Do you know which French singer was given the nickname Le Fou Chantant? I’ll give you a clue: one of his most famous songs is called La Mer. You’ve probably heard that song at least once, perhaps in its English version called Beyond the Sea, performed by Bobby Darin and others, and more recently by Robbie Williams for the film Finding Nemo. No, it was not Debussy, he didn’t sing!
The singer’s name is Charles Trenet – had you guessed it!? Charles Trenet was born in Narbonne on May 18, 1913, at a time when his father was notary public in Saint-Chinian, and where Charles spent much of his early years. Charles’ mother had inherited her parents’ house in Narbonne, which is where Charles Trenet was born. The house stayed in the Trenet family until Charles donated it to the town of Narbonne, on the proviso that it would be opened to the public as a museum.

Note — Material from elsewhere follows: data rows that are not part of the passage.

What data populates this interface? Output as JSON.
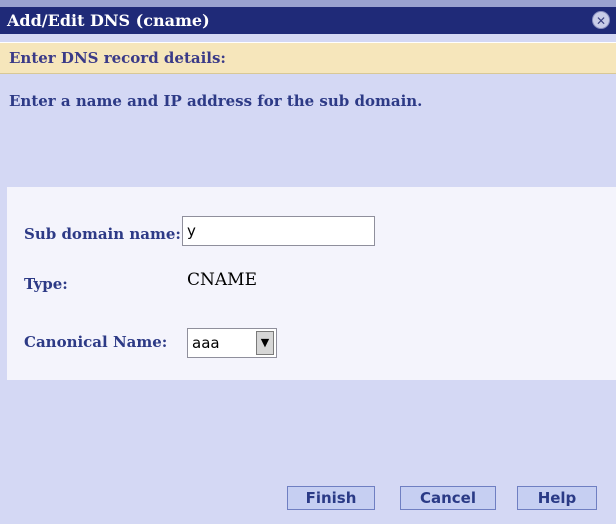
{
  "dialog": {
    "title": "Add/Edit DNS (cname)",
    "close_icon": "close-icon"
  },
  "header": {
    "text": "Enter DNS record details:"
  },
  "intro": {
    "text": "Enter a name and IP address for the sub domain."
  },
  "form": {
    "subdomain_label": "Sub domain name:",
    "subdomain_value": "y",
    "type_label": "Type:",
    "type_value": "CNAME",
    "canonical_label": "Canonical Name:",
    "canonical_value": "aaa"
  },
  "buttons": {
    "finish": "Finish",
    "cancel": "Cancel",
    "help": "Help"
  },
  "colors": {
    "titlebar": "#1f2a78",
    "header_band": "#f6e6bb",
    "panel_bg": "#d4d8f4",
    "form_bg": "#f4f4fc",
    "label_text": "#2d3a86"
  }
}
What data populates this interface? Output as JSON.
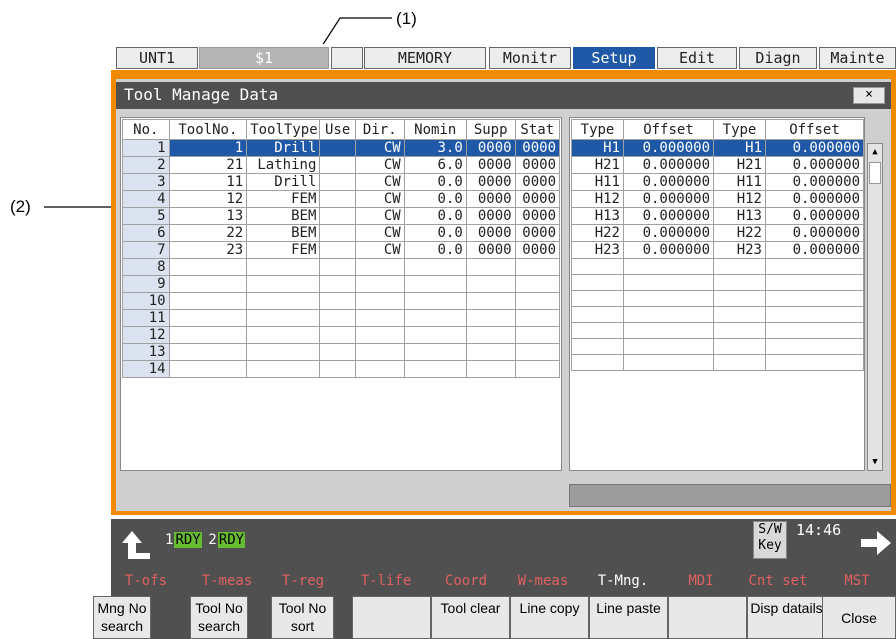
{
  "callouts": {
    "c1": "(1)",
    "c2": "(2)"
  },
  "top_tabs": [
    "UNT1",
    "$1",
    "",
    "MEMORY",
    "Monitr",
    "Setup",
    "Edit",
    "Diagn",
    "Mainte"
  ],
  "window": {
    "title": "Tool Manage Data",
    "close": "×"
  },
  "left_table": {
    "headers": [
      "No.",
      "ToolNo.",
      "ToolType",
      "Use",
      "Dir.",
      "Nomin",
      "Supp",
      "Stat"
    ],
    "rows": [
      [
        "1",
        "1",
        "Drill",
        "",
        "CW",
        "3.0",
        "0000",
        "0000"
      ],
      [
        "2",
        "21",
        "Lathing",
        "",
        "CW",
        "6.0",
        "0000",
        "0000"
      ],
      [
        "3",
        "11",
        "Drill",
        "",
        "CW",
        "0.0",
        "0000",
        "0000"
      ],
      [
        "4",
        "12",
        "FEM",
        "",
        "CW",
        "0.0",
        "0000",
        "0000"
      ],
      [
        "5",
        "13",
        "BEM",
        "",
        "CW",
        "0.0",
        "0000",
        "0000"
      ],
      [
        "6",
        "22",
        "BEM",
        "",
        "CW",
        "0.0",
        "0000",
        "0000"
      ],
      [
        "7",
        "23",
        "FEM",
        "",
        "CW",
        "0.0",
        "0000",
        "0000"
      ],
      [
        "8",
        "",
        "",
        "",
        "",
        "",
        "",
        ""
      ],
      [
        "9",
        "",
        "",
        "",
        "",
        "",
        "",
        ""
      ],
      [
        "10",
        "",
        "",
        "",
        "",
        "",
        "",
        ""
      ],
      [
        "11",
        "",
        "",
        "",
        "",
        "",
        "",
        ""
      ],
      [
        "12",
        "",
        "",
        "",
        "",
        "",
        "",
        ""
      ],
      [
        "13",
        "",
        "",
        "",
        "",
        "",
        "",
        ""
      ],
      [
        "14",
        "",
        "",
        "",
        "",
        "",
        "",
        ""
      ]
    ]
  },
  "right_table": {
    "headers": [
      "Type",
      "Offset",
      "Type",
      "Offset"
    ],
    "rows": [
      [
        "H1",
        "0.000000",
        "H1",
        "0.000000"
      ],
      [
        "H21",
        "0.000000",
        "H21",
        "0.000000"
      ],
      [
        "H11",
        "0.000000",
        "H11",
        "0.000000"
      ],
      [
        "H12",
        "0.000000",
        "H12",
        "0.000000"
      ],
      [
        "H13",
        "0.000000",
        "H13",
        "0.000000"
      ],
      [
        "H22",
        "0.000000",
        "H22",
        "0.000000"
      ],
      [
        "H23",
        "0.000000",
        "H23",
        "0.000000"
      ],
      [
        "",
        "",
        "",
        ""
      ],
      [
        "",
        "",
        "",
        ""
      ],
      [
        "",
        "",
        "",
        ""
      ],
      [
        "",
        "",
        "",
        ""
      ],
      [
        "",
        "",
        "",
        ""
      ],
      [
        "",
        "",
        "",
        ""
      ],
      [
        "",
        "",
        "",
        ""
      ]
    ]
  },
  "status": {
    "n1": "1",
    "rdy1": "RDY",
    "n2": "2",
    "rdy2": "RDY",
    "sw_key": "S/W Key",
    "time": "14:46"
  },
  "menu_labels": [
    "T-ofs",
    "T-meas",
    "T-reg",
    "T-life",
    "Coord",
    "W-meas",
    "T-Mng.",
    "MDI",
    "Cnt set",
    "MST"
  ],
  "function_keys": [
    "Mng No search",
    "Tool No search",
    "Tool No sort",
    "",
    "Tool clear",
    "Line copy",
    "Line paste",
    "",
    "Disp datails",
    "Close"
  ],
  "colors": {
    "frame": "#f08a00",
    "selection": "#1e58a6",
    "active_tab": "#1e58a6",
    "rdy": "#66bb33"
  }
}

I went to visit the Maison Natale de Charles Trenet, which is what the house is called today, during the last European heritage weekend. A guided visit had been announced for 1:30 pm, and I thought that would be a perfect for my first visit. When I got there, quite a few people were already waiting. When the doors opened, a larger than usual number of people were admitted – lucky for me!! 🙂 We were ushered into what had been Charles Trenet’s living room on the ground floor of the house.
Our guide explained that Charles Trenet redecorated whenever he thought something looked a little shabby. Consequently, there were four different kinds of wall coverings in the living room! 🙂
From the ground floor, a staircase swept up to the first floor (the second floor if you are in the US) – the mirrored wall in the entrance hall gave the impression of a double flight staircase!
Next door was the bedroom where Charles was born:
After his mother died, Charles Trenet had a sauna cabin installed In the room next to his mother’s bedroom – the only modification he made to the first floor following his mother’s death. Apparently he spent half an hour in the sauna every morning – in his later years he attributed his good physical shape and the condition of his voice to that habit.
The bathroom next to the sauna is incredibly dated – I’m not sure which period it is from – the 60’s or the 70’s? The large fireclay bathtub in powder blue must weigh a ton, perhaps literally!
Across the hallway from the bathroom is the kitchen, with the same brown tiles as in the bathroom!
Amongst my pictures of the house, I cannot find one of the family dining room – this room was always very crowded during my visit, so perhaps that’s why.
There was another flight of stairs to climb to the second floor (third floor for readers in the US). One of the walls surrounding the staircase was hung with red drapes. On the narrow wall there was a picture of Christ on the cross, and the next wall up showed various record covers and publicity shots – a somewhat odd juxtaposition, but whatever…
The second floor was where Charles had his private rooms. The large sitting room contained many personal mementoes and photographs. The upright piano is where Charles would have worked on his songs.
His bedroom was next to the sitting room, and it was fairly spartan in its furnishings.
Across the hallway from the bathroom was a guest bedroom. I’m not sure that I could live with that colour scheme 🙂
Charles Trenet had a number of homes in France, but he frequently visited his birthplace and he was always very attached to Narbonne. I leave you with a song (e-mail subscribers, please visit the website to view the video), and a picture of the bronze statue in the little front garden of the house.
The Maison Natale de Charles Trenet is located at 13 Avenue Charles Trenet in Narbonne, and open to the public every day except on Mondays. You can find full details here.